[Data about app and page elements]
------------------------------------
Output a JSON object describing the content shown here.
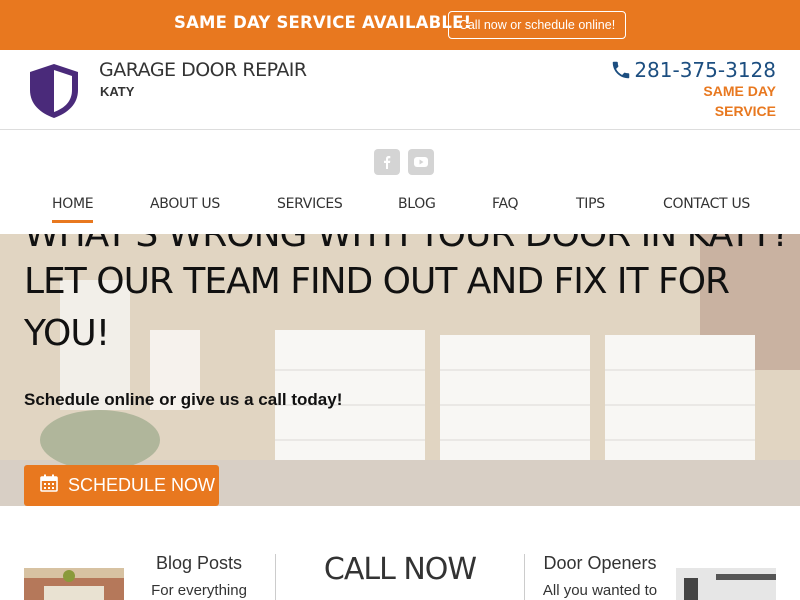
{
  "topbar": {
    "announcement": "SAME DAY SERVICE AVAILABLE!",
    "cta_label": "Call now or schedule online!"
  },
  "header": {
    "brand_title": "GARAGE DOOR REPAIR",
    "brand_subtitle": "KATY",
    "phone": "281-375-3128",
    "service_note": "SAME DAY SERVICE"
  },
  "nav": {
    "social": [
      "facebook-icon",
      "youtube-icon"
    ],
    "items": [
      {
        "label": "HOME",
        "active": true
      },
      {
        "label": "ABOUT US"
      },
      {
        "label": "SERVICES"
      },
      {
        "label": "BLOG"
      },
      {
        "label": "FAQ"
      },
      {
        "label": "TIPS"
      },
      {
        "label": "CONTACT US"
      }
    ]
  },
  "hero": {
    "headline_partial": "WHAT'S WRONG WITH YOUR DOOR IN KATY?",
    "headline_line2": "LET OUR TEAM FIND OUT AND FIX IT FOR",
    "headline_line3": "YOU!",
    "subline": "Schedule online or give us a call today!",
    "button_label": "SCHEDULE NOW"
  },
  "bottom": {
    "left_title": "Blog Posts",
    "left_text": "For everything",
    "center_title": "CALL NOW",
    "right_title": "Door Openers",
    "right_text": "All you wanted to"
  },
  "colors": {
    "accent": "#e8781f",
    "brand_blue": "#1c4e80",
    "logo_purple": "#4a2a7a"
  }
}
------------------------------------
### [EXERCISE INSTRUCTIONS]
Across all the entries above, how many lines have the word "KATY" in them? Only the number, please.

### [SOLUTION BELOW]
2